I enjoyed The Sentinels of Andersonville very much. Groot is a skilled, award-winning author who wins praise from almost every quarter, including a Pulitzer Prize winner, and is one of authors whose books I buy as soon as I see the name on the cover. I expected good things, and I got them. I smiled, I laughed, I fought back tears. And perhaps more important, it made me wonder what I should not be looking away from and what I can do about it. Yes, I'm afraid this book will do that to you.

My review of Tracy Groot's Madman

Tracy Groot's website

Review: The Name of the Wind

Patrick Rothfuss broke onto the fantasy scene with a big splash several years ago with blurbs from some of the biggest names adorning the back cover of his debut novel The Name of the Wind. His latest, The Slow Regard of Silent Things, a sort of aside in the series, featuring one of the secondary characters as the protagonist, was released just a few weeks ago. In its honor, I am casting my eye back to the beginning of the series.

The Name of the Wind is a brick: my book club version weighs in at 662 pages. A seemingly innocuous innkeeper turns out to be much more and he begins telling his life story to a scribe who has seen through his alibi. "Begins" is an important word here. This is the first of a series, and we have a long way yet to go through the remarkable life of Kvothe. "Real-life" events do intrude on his narrative occasionally, so there are passages in the third person, but most of the book is in the first person.

Let me start by saying that Rothfuss can write. Sometimes poetic, sometimes just nice, clear narrative, his prose contains not a single awkward sentence. (OK, so there's one...) He obviously knows his craft and I'm willing to bet is a musician. Apart from the importance of music in the story, the kind of flow that he establishes with his language usually comes from someone with a fine ear and a keen sense of rhythm.

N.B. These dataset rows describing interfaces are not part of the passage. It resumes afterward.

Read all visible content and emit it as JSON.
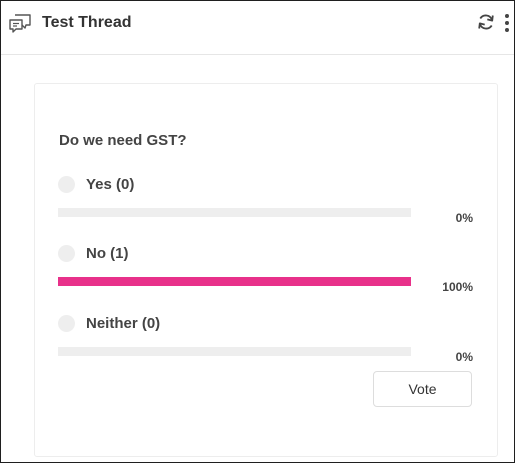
{
  "header": {
    "title": "Test Thread",
    "left_icon": "chat-bubbles-icon",
    "right_icons": [
      "refresh-icon",
      "more-vertical-icon"
    ]
  },
  "poll": {
    "question": "Do we need GST?",
    "options": [
      {
        "label": "Yes (0)",
        "percent_label": "0%",
        "percent": 0
      },
      {
        "label": "No (1)",
        "percent_label": "100%",
        "percent": 100
      },
      {
        "label": "Neither (0)",
        "percent_label": "0%",
        "percent": 0
      }
    ],
    "vote_label": "Vote",
    "bar_fill_color": "#e8318a",
    "bar_track_color": "#eeeeee"
  }
}
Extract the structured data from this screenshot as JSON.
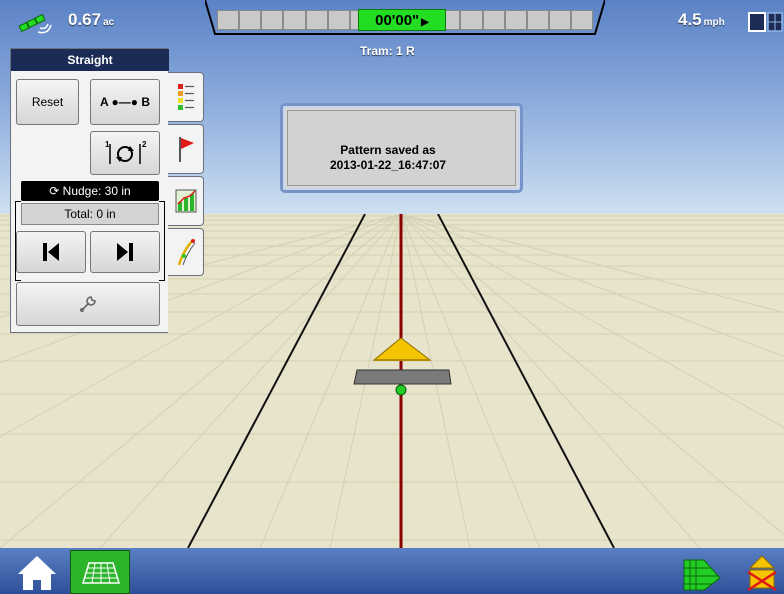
{
  "top": {
    "area_value": "0.67",
    "area_unit": "ac",
    "speed_value": "4.5",
    "speed_unit": "mph",
    "lightbar_time": "00'00\"",
    "tram": "Tram: 1 R"
  },
  "panel": {
    "title": "Straight",
    "reset_label": "Reset",
    "ab_label": "A ●—● B",
    "nudge_label": "Nudge: 30 in",
    "total_label": "Total: 0 in"
  },
  "popup": {
    "line1": "Pattern saved as",
    "line2": "2013-01-22_16:47:07"
  },
  "colors": {
    "sky_top": "#5b82c6",
    "ground": "#e8e4cc",
    "guidance_line": "#8b0000",
    "lightbar_center": "#22dd22",
    "bottom_bar": "#2d4f98",
    "panel_title_bg": "#1c2b55"
  },
  "icons": {
    "gps": "gps-satellite-icon",
    "view": "view-toggle-icon",
    "home": "home-icon",
    "map": "field-map-icon",
    "coverage": "coverage-icon",
    "master": "master-switch-icon"
  }
}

Rothfuss makes you feel like you know Kvothe, and while he may be the hero of the story and exceptionally intelligent, he is quite capable of showing an appalling lack of wisdom, at least in his teen years, which are the main focus of this book. Even exceptionally bright people are not necessarily gifted with wisdom, which usually has to be earned the hard way, and Kvothe has an abnormally difficult time with it.

World building is always an important element in a fantasy book. Finding out what is different, what is similar to the real world is always part of the fun. Rothfuss has blended science and magic seamlessly in this story, which I found very entertaining. He also doesn't burden the text with excessive description, but usually provides enough detail so you feel rooted in his world.

Having said all that, the book is too long. Seriously. I have absolutely nothing against long books, but this one lost momentum in the middle. Something is always happening, but there just wasn't enough forward movement. I'm the kind of person who gets lost in a book and have read all through the night more than once. This one became all too easy to put down. If you like reading a book in small pieces and really savoring the texture, this might not be a disadvantage for you, but I really wanted the pace to pick up more than once. It does, eventually, but you've got to be patient. Or find the gazillion ways a child prodigy can get himself into trouble entertaining in its own right.

The book gets a little dark occasionally. Kvothe spends several years living on the streets in a port city, for example, and it's not pretty. He learns to lie and steal with proficiency and some pretty nasty things go on. I didn't find it excessive even though I'm not a fan of grit for its own sake. The nasty bits are pretty much necessary and not described in overwrought detail, but if you're a very tender soul, you might want to look elsewhere.

A minor irritant for me was the fact that Kvothe has flame-red hair and green eyes that change color with his mood. Why Rothfuss would want to lift an overworked trope from pulp romance is beyond me. Granted, he handled it pretty well, but still...

This one doesn't quite qualify as Gourmet Reading, primarily because of the bloat around the midsection. But Rothfuss is still a fine writer, and those who enjoy a slow meander in an exotic world will find little to complain about.

Patrick Rothfuss's website